WHAT NEEDS TO BE DONE ->
The entries follow. Please return all of them exactly.

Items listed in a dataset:
------------------------------
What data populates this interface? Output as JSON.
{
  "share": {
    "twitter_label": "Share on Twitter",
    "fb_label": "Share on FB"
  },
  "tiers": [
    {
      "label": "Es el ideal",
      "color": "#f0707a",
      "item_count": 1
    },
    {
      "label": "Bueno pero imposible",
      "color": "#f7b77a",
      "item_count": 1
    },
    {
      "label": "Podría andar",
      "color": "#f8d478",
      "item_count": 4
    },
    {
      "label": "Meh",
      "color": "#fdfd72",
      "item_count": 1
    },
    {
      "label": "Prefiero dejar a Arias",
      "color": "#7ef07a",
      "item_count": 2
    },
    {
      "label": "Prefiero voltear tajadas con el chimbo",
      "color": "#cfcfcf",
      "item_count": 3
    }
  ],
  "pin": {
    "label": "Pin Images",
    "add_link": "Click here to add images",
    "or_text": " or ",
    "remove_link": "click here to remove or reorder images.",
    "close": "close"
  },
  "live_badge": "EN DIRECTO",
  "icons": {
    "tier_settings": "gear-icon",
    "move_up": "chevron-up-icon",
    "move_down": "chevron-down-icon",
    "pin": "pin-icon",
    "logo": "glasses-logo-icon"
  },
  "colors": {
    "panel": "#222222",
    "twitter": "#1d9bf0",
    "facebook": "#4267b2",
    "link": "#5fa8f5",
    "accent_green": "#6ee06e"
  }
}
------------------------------
THE COMPLETED TASK ->
What data populates this interface? Output as JSON.
{
  "share": {
    "twitter_label": "Share on Twitter",
    "fb_label": "Share on FB"
  },
  "tiers": [
    {
      "label": "Es el ideal",
      "color": "#f0707a",
      "item_count": 1
    },
    {
      "label": "Bueno pero imposible",
      "color": "#f7b77a",
      "item_count": 1
    },
    {
      "label": "Podría andar",
      "color": "#f8d478",
      "item_count": 4
    },
    {
      "label": "Meh",
      "color": "#fdfd72",
      "item_count": 1
    },
    {
      "label": "Prefiero dejar a Arias",
      "color": "#7ef07a",
      "item_count": 2
    },
    {
      "label": "Prefiero voltear tajadas con el chimbo",
      "color": "#cfcfcf",
      "item_count": 3
    }
  ],
  "pin": {
    "label": "Pin Images",
    "add_link": "Click here to add images",
    "or_text": " or ",
    "remove_link": "click here to remove or reorder images.",
    "close": "close"
  },
  "live_badge": "EN DIRECTO",
  "icons": {
    "tier_settings": "gear-icon",
    "move_up": "chevron-up-icon",
    "move_down": "chevron-down-icon",
    "pin": "pin-icon",
    "logo": "glasses-logo-icon"
  },
  "colors": {
    "panel": "#222222",
    "twitter": "#1d9bf0",
    "facebook": "#4267b2",
    "link": "#5fa8f5",
    "accent_green": "#6ee06e"
  }
}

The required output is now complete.